In fact recently I had an excruciatingly busy week that made me wonder if the insanity was worth it. I'd just received some intense line edits with a short turn around deadline. At the same time, I had essays to read and tests to grade for a composition class that I teach. Plus I had real life demands–kids to taxi to activities, a doctor's appointment, a committee meeting, etc., etc., etc.
At one point during my week as I was running myself ragged with my line editing, I couldn't keep from burying my face into my hands, groaning, and saying, "Is all of this really worth it? Am I trying to do too much? Can I really handle all the pressure?"
Of course, I whined and complained only a few minutes before I picked myself up, shook off the gloom, and promptly got right back to work. I was honestly just too busy to have a pity-party. But the experience did force me to take stock in what I'm doing and why.
Sometimes when we feel like giving up, it helps to remind ourselves of the following 4 things:
1. Remind ourselves of the truth.
There will be plenty of times when our emotions will try to rise up and take control. We may feel like giving up for any number of reasons. Because we're discouraged that the process is taking so long or is much harder than we thought it would be. Because we're overwhelmed with juggling writing and life (like I was!). Because we get too much negative feedback and never enough positive. Because we aren't making the kind of money that we'd hoped for.
Whatever our situation, it's all too easy to allow our feelings of discouragement to take over. We wallow in the despair and let it weigh us down until we're immobile, sometimes to the point of not being able to write.
When we hit those low points, we have to remind ourselves of the truth of why we write, the truth that we're story-tellers, that we're in love with the written word, that writing, like breathing, is part of us that we can't do without lest we shrivel and die.
2. Resist making decisions when discouraged.
I always tell my kids we should try not to make big decisions or resolve a huge problem right before we go to bed. Why? Well, because usually by that point in our day we're too tired and emotional to see things objectively. It's best to get a good night's sleep, give ourselves some perspective, and then come at the decision again when we're fresh.
And the same is true with our writing decisions. When we're faced with burnout, discouragement, or even overwhelmed by all of the juggling, we shouldn't make a decision to throw in the towel at our low point. Instead we should wait until we've had the chance to take a short break, take a deep breath, and gain some fresh insights.
3. Re-evaluate our goals.
There are times when we may need to do more than just get a good night's sleep. There are times when the pressure, weariness, and responsibilities may require us to re-evaluate our goals and perhaps make some changes to what we're doing.

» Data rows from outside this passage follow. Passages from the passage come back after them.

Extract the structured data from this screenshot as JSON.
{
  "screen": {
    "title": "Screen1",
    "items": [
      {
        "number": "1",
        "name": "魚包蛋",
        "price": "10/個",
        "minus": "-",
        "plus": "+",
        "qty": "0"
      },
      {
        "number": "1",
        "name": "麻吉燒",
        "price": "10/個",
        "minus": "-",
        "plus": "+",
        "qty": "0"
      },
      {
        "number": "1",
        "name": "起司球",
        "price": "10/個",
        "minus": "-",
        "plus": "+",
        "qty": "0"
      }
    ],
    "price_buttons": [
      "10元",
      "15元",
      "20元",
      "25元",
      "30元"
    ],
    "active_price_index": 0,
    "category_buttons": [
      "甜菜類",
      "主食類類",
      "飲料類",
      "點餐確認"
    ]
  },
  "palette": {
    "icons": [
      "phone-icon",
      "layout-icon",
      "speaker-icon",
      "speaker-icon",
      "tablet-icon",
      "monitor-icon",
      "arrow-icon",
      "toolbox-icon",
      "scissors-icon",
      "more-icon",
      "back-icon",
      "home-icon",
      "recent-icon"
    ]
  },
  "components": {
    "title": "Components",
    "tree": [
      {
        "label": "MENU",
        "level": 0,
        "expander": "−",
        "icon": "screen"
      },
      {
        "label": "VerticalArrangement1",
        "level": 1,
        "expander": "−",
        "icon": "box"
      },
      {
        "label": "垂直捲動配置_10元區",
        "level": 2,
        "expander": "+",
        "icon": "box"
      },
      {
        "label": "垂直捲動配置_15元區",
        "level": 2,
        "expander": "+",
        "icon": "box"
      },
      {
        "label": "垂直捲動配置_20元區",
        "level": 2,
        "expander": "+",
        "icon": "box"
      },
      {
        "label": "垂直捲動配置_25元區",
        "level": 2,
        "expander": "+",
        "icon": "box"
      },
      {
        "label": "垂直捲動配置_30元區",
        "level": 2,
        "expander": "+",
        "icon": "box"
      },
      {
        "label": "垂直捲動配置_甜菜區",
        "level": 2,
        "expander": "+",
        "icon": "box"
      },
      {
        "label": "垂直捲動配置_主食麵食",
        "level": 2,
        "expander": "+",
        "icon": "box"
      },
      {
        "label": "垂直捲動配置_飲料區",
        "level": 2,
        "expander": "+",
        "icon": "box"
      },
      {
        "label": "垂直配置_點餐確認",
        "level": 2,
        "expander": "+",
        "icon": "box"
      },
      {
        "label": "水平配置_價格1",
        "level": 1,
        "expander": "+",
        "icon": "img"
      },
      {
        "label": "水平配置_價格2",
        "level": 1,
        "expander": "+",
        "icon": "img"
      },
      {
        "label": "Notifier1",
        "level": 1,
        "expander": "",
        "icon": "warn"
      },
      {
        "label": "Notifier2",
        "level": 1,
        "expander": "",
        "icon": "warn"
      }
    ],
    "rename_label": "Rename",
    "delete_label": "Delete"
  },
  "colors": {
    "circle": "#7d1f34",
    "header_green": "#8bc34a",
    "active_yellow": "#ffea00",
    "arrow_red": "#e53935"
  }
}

Maybe that won't mean that we give up writing altogether. But perhaps we'll have to seriously consider whether we're in a season of life where we're ready for the demands of being a published author. Perhaps for a time, we'll have to consider the possibility that we need to take the pressure of publication off ourselves and simply write for the joy of it. In fact, there may even be times when we need an extended break from writing.
After the birth of my twin daughters, I took a seven year hiatus from writing. I didn't write a single word in all that time. Now in hindsight, I have no regrets about giving myself that time off. I can see that it rejuvenated and matured me, so that when I finally picked up the pen again, I was much more dauntless and prepared for the job.
One of the things that keeps me going through the especially discouraging times, is that I continue to nurture my story-telling nature. I feed it in countless ways, but mostly by reading. Somehow in the process of reading the stories of others, I keep my own love of story-telling alive and thriving.
I listen to a lot of audio books, try new authors, read a wide spectrum of genres, and through it all, allow myself to revel in stories. As a historical writer, I take special pleasure in reading biographies and other historical books which spark my imagination. When I read something fascinating or come across a character that grabs me, I can't keep from wondering what "really happened."
The rejuvenation helps me then to go back to my own writing with fresh energy and enthusiasm.
What about YOU? Do you ever feel like giving up? How do you keep yourself going?